Sometimes, when they want the person with a disability to be that guy, it gets complicated. A few years ago, Ben Affleck made a movie called “The Accountant,” about an adult with autism who is an accounting savant with the combat skills of a Green Beret. He is an off-the-books accountant for various organized crime and underworld figures, who keeps finding himself in positions of having to go on killing rampages in order for justice to prevail. It is truly a bizarre movie, finding about the oddest way imaginable to turn an accountant – and a person with high-functioning autism – into an action hero. It’s not terrible as far as action movies go, but it is troubling to watch a character with autism violently kill. It is what heroes do in these movies, but it is still unsettling. I don’t know that we’re better for it.

In the movie, he receives his synthesized, intelligence audio directives from a female character known as “The Voice,” who (spoiler alert) turns out to also be someone with a more severe form autism (and, true to form, played by someone who does not have autism). Ultimately, I think perhaps the cause of showing the talents of people with autism might have been better served if she – the brains of the outfit – had been the only person with autism in the movie, rather than having the Ben Affleck character running around killing dozens of folks.

Still, Hollywood has made progress.
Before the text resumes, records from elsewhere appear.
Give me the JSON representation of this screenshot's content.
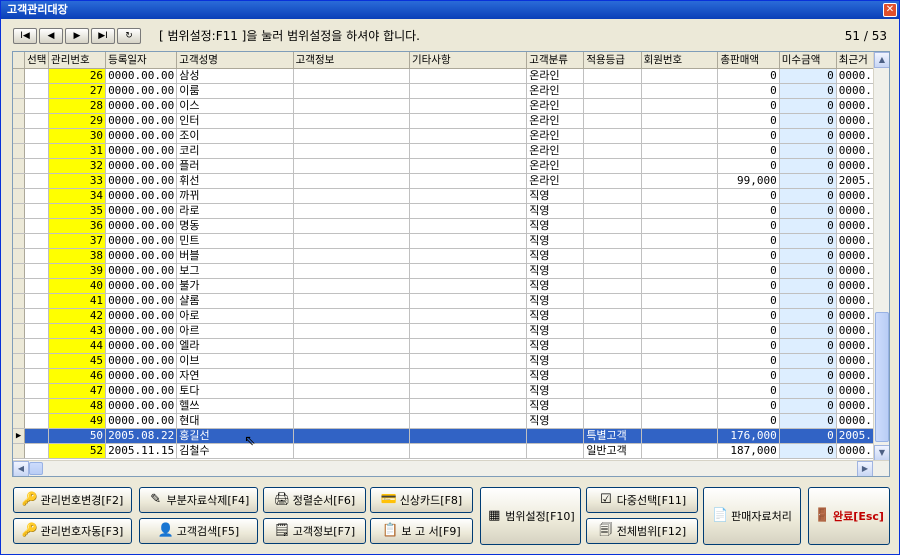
{
  "window": {
    "title": "고객관리대장",
    "close_label": "✕"
  },
  "nav": {
    "first": "I◀",
    "prev": "◀",
    "next": "▶",
    "last": "▶I",
    "refresh": "↻"
  },
  "hint": "[ 범위설정:F11 ]을 눌러 범위설정을 하셔야 합니다.",
  "counter": "51 / 53",
  "columns": [
    "선택",
    "관리번호",
    "등록일자",
    "고객성명",
    "고객정보",
    "기타사항",
    "고객분류",
    "적용등급",
    "회원번호",
    "총판매액",
    "미수금액",
    "최근거"
  ],
  "rows": [
    {
      "no": "26",
      "date": "0000.00.00",
      "name": "삼성",
      "cat": "온라인",
      "grade": "",
      "total": "0",
      "miss": "0",
      "recent": "0000."
    },
    {
      "no": "27",
      "date": "0000.00.00",
      "name": "이룸",
      "cat": "온라인",
      "grade": "",
      "total": "0",
      "miss": "0",
      "recent": "0000."
    },
    {
      "no": "28",
      "date": "0000.00.00",
      "name": "이스",
      "cat": "온라인",
      "grade": "",
      "total": "0",
      "miss": "0",
      "recent": "0000."
    },
    {
      "no": "29",
      "date": "0000.00.00",
      "name": "인터",
      "cat": "온라인",
      "grade": "",
      "total": "0",
      "miss": "0",
      "recent": "0000."
    },
    {
      "no": "30",
      "date": "0000.00.00",
      "name": "조이",
      "cat": "온라인",
      "grade": "",
      "total": "0",
      "miss": "0",
      "recent": "0000."
    },
    {
      "no": "31",
      "date": "0000.00.00",
      "name": "코리",
      "cat": "온라인",
      "grade": "",
      "total": "0",
      "miss": "0",
      "recent": "0000."
    },
    {
      "no": "32",
      "date": "0000.00.00",
      "name": "플러",
      "cat": "온라인",
      "grade": "",
      "total": "0",
      "miss": "0",
      "recent": "0000."
    },
    {
      "no": "33",
      "date": "0000.00.00",
      "name": "휘선",
      "cat": "온라인",
      "grade": "",
      "total": "99,000",
      "miss": "0",
      "recent": "2005."
    },
    {
      "no": "34",
      "date": "0000.00.00",
      "name": "까뀌",
      "cat": "직영",
      "grade": "",
      "total": "0",
      "miss": "0",
      "recent": "0000."
    },
    {
      "no": "35",
      "date": "0000.00.00",
      "name": "라로",
      "cat": "직영",
      "grade": "",
      "total": "0",
      "miss": "0",
      "recent": "0000."
    },
    {
      "no": "36",
      "date": "0000.00.00",
      "name": "명동",
      "cat": "직영",
      "grade": "",
      "total": "0",
      "miss": "0",
      "recent": "0000."
    },
    {
      "no": "37",
      "date": "0000.00.00",
      "name": "민트",
      "cat": "직영",
      "grade": "",
      "total": "0",
      "miss": "0",
      "recent": "0000."
    },
    {
      "no": "38",
      "date": "0000.00.00",
      "name": "버블",
      "cat": "직영",
      "grade": "",
      "total": "0",
      "miss": "0",
      "recent": "0000."
    },
    {
      "no": "39",
      "date": "0000.00.00",
      "name": "보그",
      "cat": "직영",
      "grade": "",
      "total": "0",
      "miss": "0",
      "recent": "0000."
    },
    {
      "no": "40",
      "date": "0000.00.00",
      "name": "불가",
      "cat": "직영",
      "grade": "",
      "total": "0",
      "miss": "0",
      "recent": "0000."
    },
    {
      "no": "41",
      "date": "0000.00.00",
      "name": "샬롬",
      "cat": "직영",
      "grade": "",
      "total": "0",
      "miss": "0",
      "recent": "0000."
    },
    {
      "no": "42",
      "date": "0000.00.00",
      "name": "아로",
      "cat": "직영",
      "grade": "",
      "total": "0",
      "miss": "0",
      "recent": "0000."
    },
    {
      "no": "43",
      "date": "0000.00.00",
      "name": "아르",
      "cat": "직영",
      "grade": "",
      "total": "0",
      "miss": "0",
      "recent": "0000."
    },
    {
      "no": "44",
      "date": "0000.00.00",
      "name": "엘라",
      "cat": "직영",
      "grade": "",
      "total": "0",
      "miss": "0",
      "recent": "0000."
    },
    {
      "no": "45",
      "date": "0000.00.00",
      "name": "이브",
      "cat": "직영",
      "grade": "",
      "total": "0",
      "miss": "0",
      "recent": "0000."
    },
    {
      "no": "46",
      "date": "0000.00.00",
      "name": "자연",
      "cat": "직영",
      "grade": "",
      "total": "0",
      "miss": "0",
      "recent": "0000."
    },
    {
      "no": "47",
      "date": "0000.00.00",
      "name": "토다",
      "cat": "직영",
      "grade": "",
      "total": "0",
      "miss": "0",
      "recent": "0000."
    },
    {
      "no": "48",
      "date": "0000.00.00",
      "name": "헬쓰",
      "cat": "직영",
      "grade": "",
      "total": "0",
      "miss": "0",
      "recent": "0000."
    },
    {
      "no": "49",
      "date": "0000.00.00",
      "name": "현대",
      "cat": "직영",
      "grade": "",
      "total": "0",
      "miss": "0",
      "recent": "0000."
    },
    {
      "no": "50",
      "date": "2005.08.22",
      "name": "홍길선",
      "cat": "",
      "grade": "특별고객",
      "total": "176,000",
      "miss": "0",
      "recent": "2005.",
      "selected": true
    },
    {
      "no": "52",
      "date": "2005.11.15",
      "name": "김철수",
      "cat": "",
      "grade": "일반고객",
      "total": "187,000",
      "miss": "0",
      "recent": "0000."
    }
  ],
  "buttons": {
    "mgmt_change": "관리번호변경[F2]",
    "partial_delete": "부분자료삭제[F4]",
    "sort_order": "정렬순서[F6]",
    "credit_card": "신상카드[F8]",
    "range_set": "범위설정[F10]",
    "multi_select": "다중선택[F11]",
    "sales_proc": "판매자료처리",
    "done": "완료[Esc]",
    "mgmt_auto": "관리번호자동[F3]",
    "customer_search": "고객검색[F5]",
    "customer_info": "고객정보[F7]",
    "report": "보 고 서[F9]",
    "all_range": "전체범위[F12]"
  },
  "colors": {
    "accent": "#3163c5",
    "highlight": "#ffff00",
    "miss_bg": "#ddeeff",
    "esc_text": "#c00000"
  }
}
Several years ago, I started a library of historical Hollywood movies focused on disabilities. The history of Hollywood and disabilities is, to understate, hit and miss. There are wonderful movies like The Miracle Worker, about the relationship between Helen Keller and her teacher, Anne Sullivan. If You Could See What I Hear was a wonderful slice-of-life movie about musician Tom Sullivan. And Fear Strikes Out is a compelling look at the world of mental illness through the eyes of major league baseball player Jimmy Piersall.

Others were not so good. Some were awful. None was stranger – or worse – than the movie called Freaks, made in 1932, and starring former vaudeville performer Wallace Ford. The first sentence of the plot synopsis on Wikipedia sets the unfortunate tone for this unfortunate movie: “A conniving trapeze artist named Cleopatra seduces a carnival sideshow midget named Hans after learning of his large inheritance…” One guesses that if you just stopped right there, you’d be doing yourself a favor. And you’d be right.

The main premise of the movie is that a “normal” person couldn’t or wouldn’t fall in love with a person with dwarfism, and wouldn’t look to associate herself with the other carnival characters in the movie – the bearded lady, Siamese twins, various actors missing arms and legs, someone who is half man and half woman, and two female characters with significant developmental disabilities known as “Pinhead Pip” and “Pinhead Zip.” In my opinion it is a truly awful film, and a depressing and dreadful depiction of people with disabilities that is painful to watch, even though the characters with disabilities are, by comparison, clearly the good guys.

There is one brief, but truly memorable, scene in the movie, however. Although it has no impact on the plot – whatsoever – there is a 38-second scene (available on YouTube) where Prince Randian, an actor with no arms or legs, while listening to another character’s soliloquy, is shown going through the complex, multi-step process of lighting his own cigarette. It’s impressive. It’s the most – and perhaps only – impressive thing in this ridiculous film.

Needless to say, Hollywood has come a long way. There are far more realistic and authentic portrayals these days of people with disabilities. There are far more roles being created for and filled by people with disabilities. This is good. I applaud NBC Universal and CBS for these important steps. People with disabilities are part of life. If art imitates life, they should be part of our art, as well. Finding ways to work people with disabilities into realistic roles will make for better movies. And it will be better for all of us.